Palmitic acid is the preferred substrate of serine palmitoyltransferase within the de novo ceramide synthesis pathway (Figure 1). In addition, a second fatty acid is required by ceramide synthase, which is most often saturated, and either palmitic, behenic (C22:0), or lignoceric (C24:0) acid.

Relative to a non-added fat control, feeding early and mid-lactation Holstein cows “high-palm” fats increases ceramide concentrations in blood and liver. Moreover, the ability of palmitic acid to increase circulating ceramide in mid-lactation cows remains superior compared to stearic acid (C18:0) or medium-chain (C8:0 and C10:0) triglyceride supplementation.

The increase in plasma ceramide levels due to palmitic acid supplementation appears to involve hepatic ceramide synthesis and the subsequent secretion of ceramide within very low density proteins. Indeed, palmitic acid feeding increases intracellular ceramide concentrations in bovine primary hepatocytes (liver cells) and circulating low-density lipoprotein ceramide concentrations increase in unison with hepatic NEFA uptake.

Current data suggests palmitic acid feeding promotes nutrient partitioning via mechanisms involving ceramide. In support, circulating NEFA levels remain elevated following a glucose challenge in mid-lactation cows fed palmitic acid when compared with soyhull replacement.
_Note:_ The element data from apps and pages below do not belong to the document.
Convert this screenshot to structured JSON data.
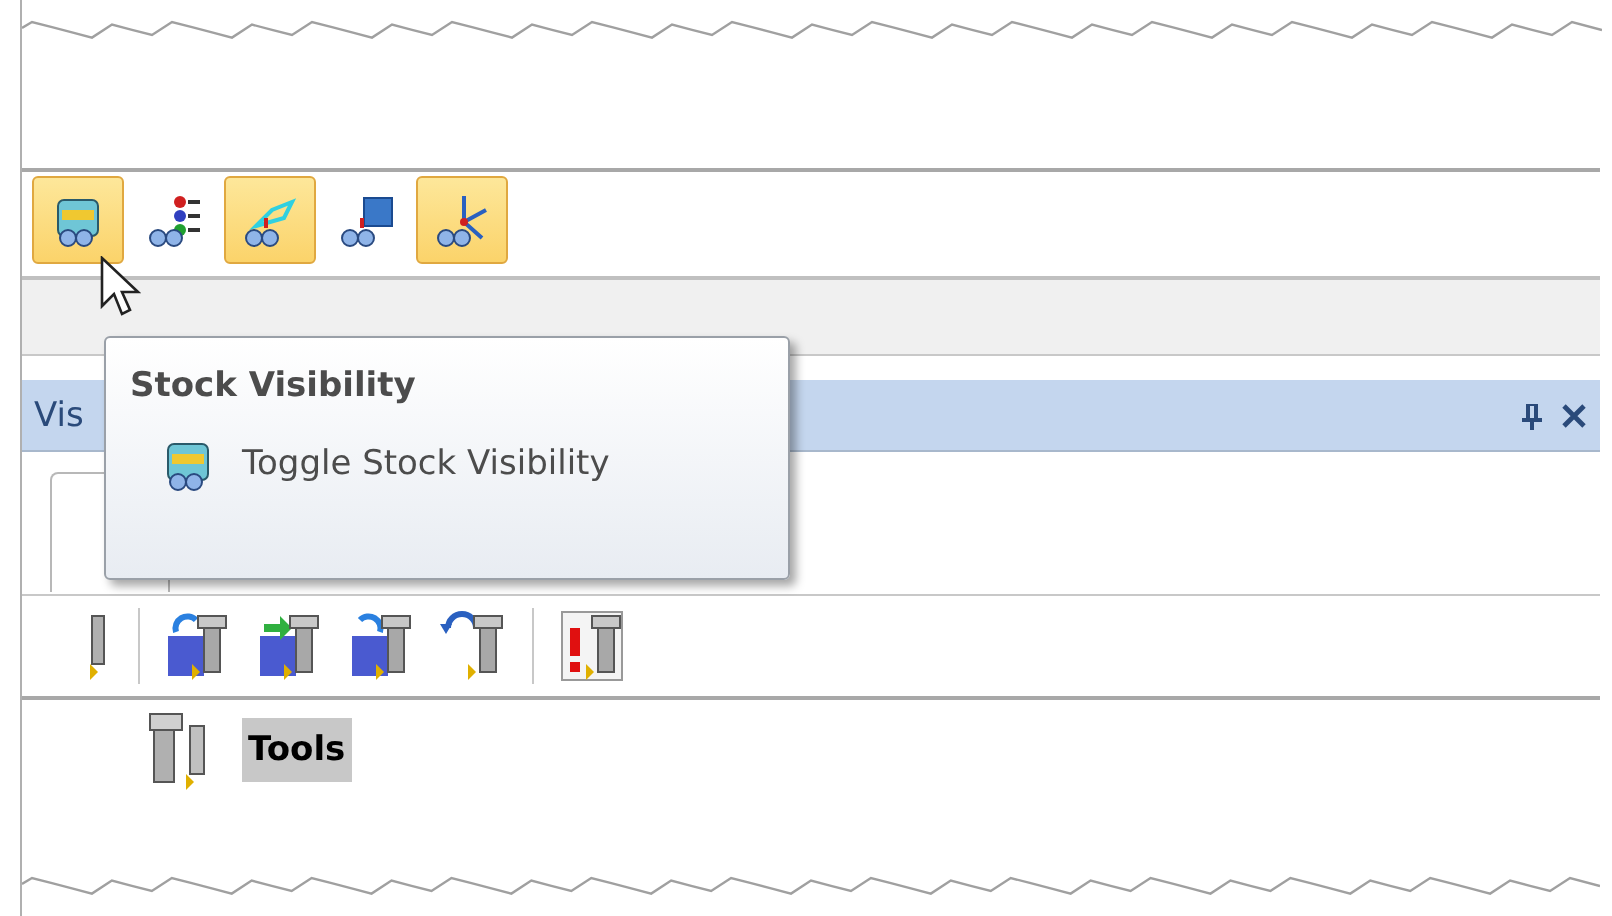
{
  "toolbar": {
    "buttons": [
      {
        "on": true
      },
      {
        "on": false
      },
      {
        "on": true
      },
      {
        "on": false
      },
      {
        "on": true
      }
    ]
  },
  "panel": {
    "title": "Vis"
  },
  "tree": {
    "items": [
      {
        "label": "Tools",
        "selected": true
      }
    ]
  },
  "tooltip": {
    "title": "Stock Visibility",
    "item": "Toggle Stock Visibility"
  }
}
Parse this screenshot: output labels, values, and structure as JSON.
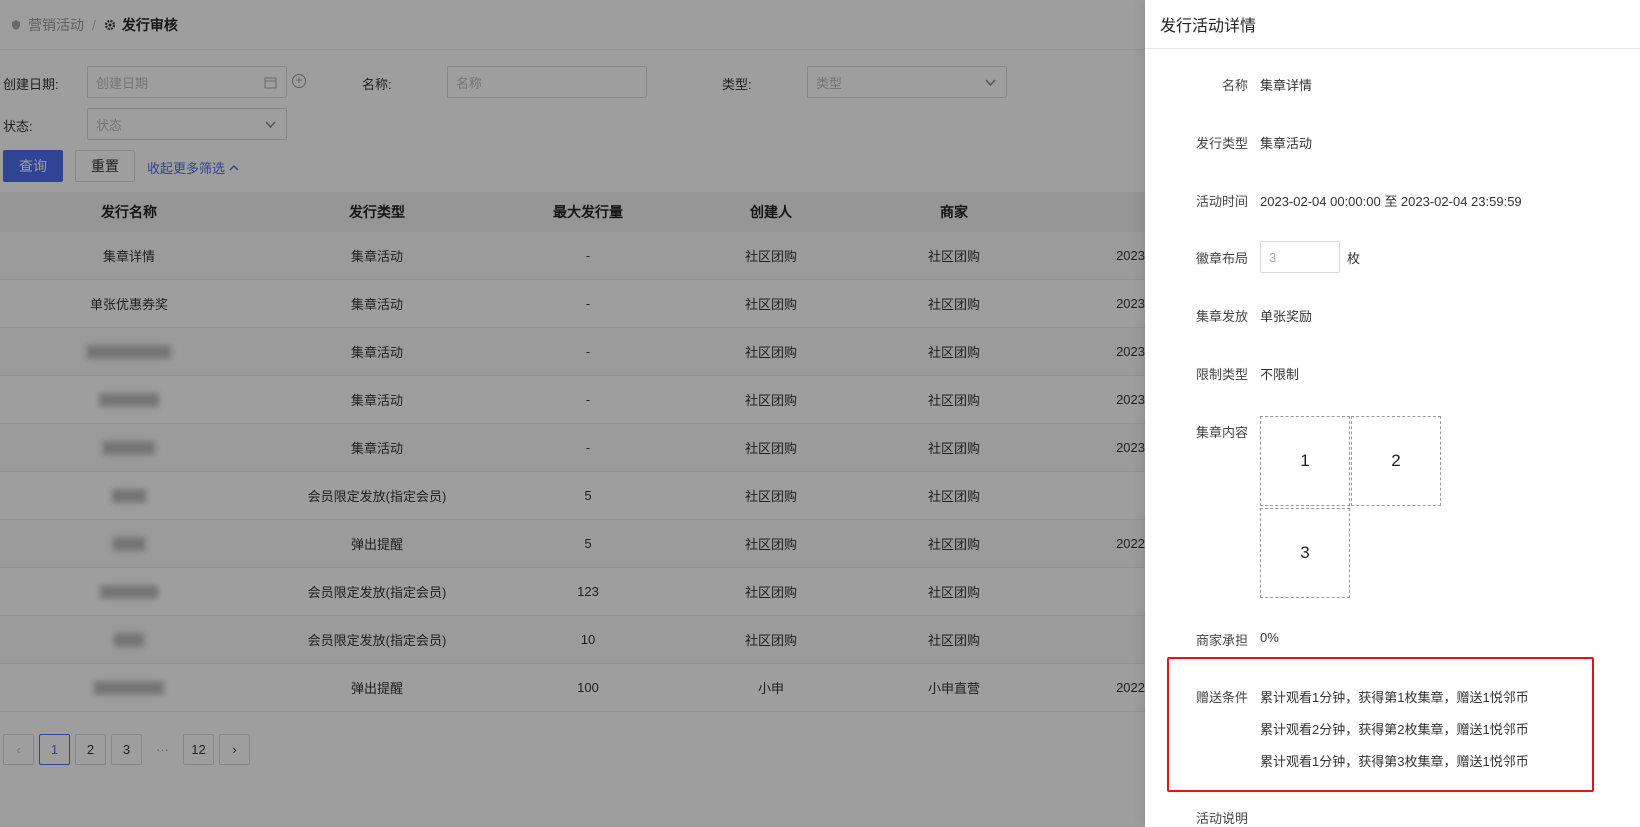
{
  "breadcrumb": {
    "parent": "营销活动",
    "current": "发行审核"
  },
  "filters": {
    "create_date_label": "创建日期:",
    "create_date_placeholder": "创建日期",
    "name_label": "名称:",
    "name_placeholder": "名称",
    "type_label": "类型:",
    "type_placeholder": "类型",
    "status_label": "状态:",
    "status_placeholder": "状态",
    "query_button": "查询",
    "reset_button": "重置",
    "collapse_link": "收起更多筛选"
  },
  "table": {
    "headers": [
      "发行名称",
      "发行类型",
      "最大发行量",
      "创建人",
      "商家",
      ""
    ],
    "rows": [
      {
        "name": "集章详情",
        "type": "集章活动",
        "max": "-",
        "creator": "社区团购",
        "merchant": "社区团购",
        "extra": "2023"
      },
      {
        "name": "单张优惠券奖",
        "type": "集章活动",
        "max": "-",
        "creator": "社区团购",
        "merchant": "社区团购",
        "extra": "2023"
      },
      {
        "name": "",
        "type": "集章活动",
        "max": "-",
        "creator": "社区团购",
        "merchant": "社区团购",
        "extra": "2023"
      },
      {
        "name": "",
        "type": "集章活动",
        "max": "-",
        "creator": "社区团购",
        "merchant": "社区团购",
        "extra": "2023"
      },
      {
        "name": "",
        "type": "集章活动",
        "max": "-",
        "creator": "社区团购",
        "merchant": "社区团购",
        "extra": "2023"
      },
      {
        "name": "",
        "type": "会员限定发放(指定会员)",
        "max": "5",
        "creator": "社区团购",
        "merchant": "社区团购",
        "extra": ""
      },
      {
        "name": "",
        "type": "弹出提醒",
        "max": "5",
        "creator": "社区团购",
        "merchant": "社区团购",
        "extra": "2022"
      },
      {
        "name": "",
        "type": "会员限定发放(指定会员)",
        "max": "123",
        "creator": "社区团购",
        "merchant": "社区团购",
        "extra": ""
      },
      {
        "name": "",
        "type": "会员限定发放(指定会员)",
        "max": "10",
        "creator": "社区团购",
        "merchant": "社区团购",
        "extra": ""
      },
      {
        "name": "",
        "type": "弹出提醒",
        "max": "100",
        "creator": "小申",
        "merchant": "小申直营",
        "extra": "2022"
      }
    ]
  },
  "pagination": {
    "prev": "‹",
    "pages": [
      "1",
      "2",
      "3"
    ],
    "ellipsis": "···",
    "last": "12",
    "next": "›",
    "current": "1"
  },
  "drawer": {
    "title": "发行活动详情",
    "fields": {
      "name_label": "名称",
      "name_value": "集章详情",
      "type_label": "发行类型",
      "type_value": "集章活动",
      "time_label": "活动时间",
      "time_value": "2023-02-04 00:00:00 至 2023-02-04 23:59:59",
      "layout_label": "徽章布局",
      "layout_value": "3",
      "layout_unit": "枚",
      "issue_label": "集章发放",
      "issue_value": "单张奖励",
      "limit_label": "限制类型",
      "limit_value": "不限制",
      "content_label": "集章内容",
      "stamps": [
        "1",
        "2",
        "3"
      ],
      "merchant_label": "商家承担",
      "merchant_value": "0%",
      "gift_label": "赠送条件",
      "gift_lines": [
        "累计观看1分钟，获得第1枚集章，赠送1悦邻币",
        "累计观看2分钟，获得第2枚集章，赠送1悦邻币",
        "累计观看1分钟，获得第3枚集章，赠送1悦邻币"
      ],
      "desc_label": "活动说明"
    }
  },
  "colors": {
    "primary": "#4e6ef2",
    "highlight": "#e01515"
  }
}
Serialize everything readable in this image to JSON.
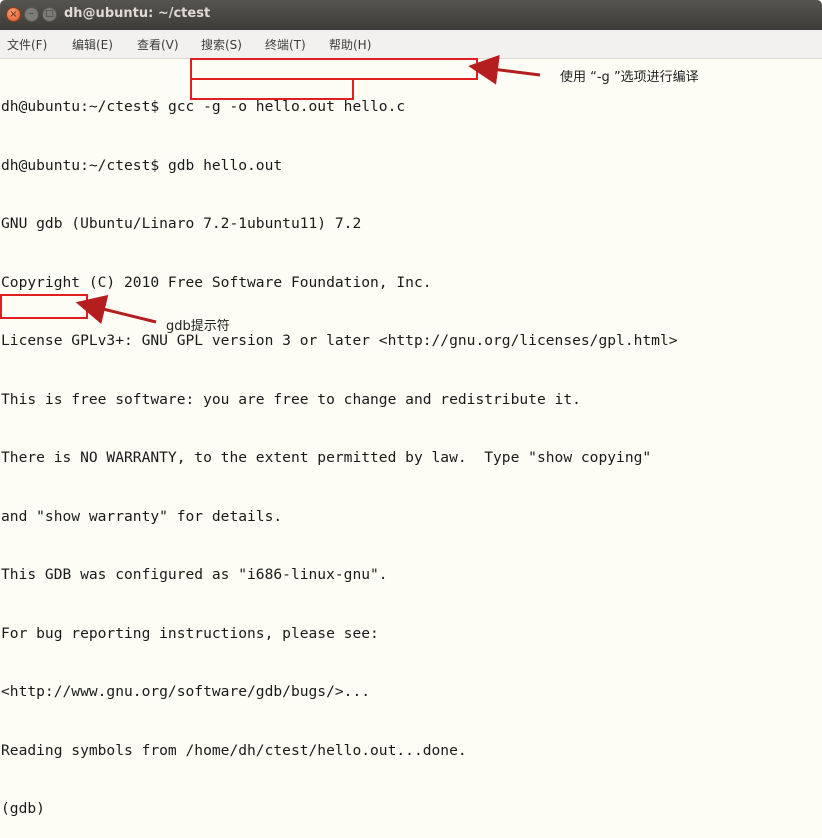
{
  "window": {
    "title": "dh@ubuntu: ~/ctest",
    "close_glyph": "×",
    "min_glyph": "–",
    "max_glyph": "□"
  },
  "menu": [
    "文件(F)",
    "编辑(E)",
    "查看(V)",
    "搜索(S)",
    "终端(T)",
    "帮助(H)"
  ],
  "terminal": {
    "prompt": "dh@ubuntu:~/ctest$ ",
    "cmd1": "gcc -g -o hello.out hello.c",
    "cmd2": "gdb hello.out",
    "output": [
      "GNU gdb (Ubuntu/Linaro 7.2-1ubuntu11) 7.2",
      "Copyright (C) 2010 Free Software Foundation, Inc.",
      "License GPLv3+: GNU GPL version 3 or later <http://gnu.org/licenses/gpl.html>",
      "This is free software: you are free to change and redistribute it.",
      "There is NO WARRANTY, to the extent permitted by law.  Type \"show copying\"",
      "and \"show warranty\" for details.",
      "This GDB was configured as \"i686-linux-gnu\".",
      "For bug reporting instructions, please see:",
      "<http://www.gnu.org/software/gdb/bugs/>...",
      "Reading symbols from /home/dh/ctest/hello.out...done."
    ],
    "gdb_prompt": "(gdb)"
  },
  "annotations": {
    "g_option": "使用 “-g ”选项进行编译",
    "gdb_prompt": "gdb提示符"
  },
  "colors": {
    "highlight": "#e02020",
    "arrow": "#b41e1e",
    "terminal_bg": "#fdfdf6"
  }
}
Circulating ceramide is positively related to the postpartum loss in adiposity and the adipose tissue activation of hormone-sensitive lipase. Of potential concern, systemic ceramide concentrations are related to measures of inflammation, including adipose tissue macrophage trafficking and hepatic lipid accumulation during early lactation. However, plasma ceramide concentrations are consistently positively correlated with milk yield in lactating dairy cows that are clinically healthy.

Collectively, these data suggest that a balance between health and milk production must be considered when feeding palmitic acid in early lactation cows at risk of developing metabolic disease. In herds challenged by poor postpartum health and reproductive performance, feeding highly-enriched palmitic acid supplements may be best reserved for beyond peak milk production. Such an approach holds the potential to enhance nutrient partitioning to favor milk synthesis without jeopardizing health.

Current research is focused on the effects of dietary unsaturated fatty acid supplementation on ceramide synthesis. Albeit, our understanding and applications are complicated by their extensive rumen biohydrogenation. Nonetheless, early observations in lambs demonstrate that unprotected palmitoleic (C16:1) acid lowers ceramide supply. This is potentially of related importance because palmitoleic acid enhances insulin sensitivity in obese sheep.

Because dairy cows fed diets containing polyunsaturated fatty acids (PUFA) have reduced pregnancy losses, and dietary PUFA decreases ceramide and increases insulin action in non-ruminants, we hypothesize that PUFA lowers ceramide levels and enhances insulin sensitivity in dairy cows. This possibility is currently being considered in lactating dairy cows at the Cornell University Dairy Research Center in Hartford, New York.

Take-home message

Collectively, ceramide has emerged as a novel biomarker for insulin antagonism in dairy cattle and a target for the development of nutritional strategies aimed at modulating nutrient partitioning. Although studies have repeatedly demonstrated the ability of palm fat supplementation to induce ceramide synthesis in dairy cows, ongoing work aims to delineate the ceramide-related effects of very long-chain saturated fatty acids and PUFA that escape biohydrogenation, and the influence of emulsifiers that may enhance palmitic acid digestibility.

Moreover, we should consider how palmitic acid-induced ceramide accrual is influenced by dietary energy density, co-supplementation with other fatty acids, level of milk production, stage of lactation, and parity. Unraveling these uncertainties has the potential to optimize fatty acid nutrition in dairy cattle.

Joseph W. McFadden is an Assistant Professor of Dairy Cattle Biology, Northeast Agribusiness and Feed Alliance Sesquicentennial Faculty Fellow, in the Department of Animal Science at Cornell University. Email Joseph W. McFadden.

This article appeared in PRO-DAIRY’s The Manager in July 2018. To learn more about Cornell CALS PRO-DAIRY program, visit PRO-DAIRY Cornell CALS.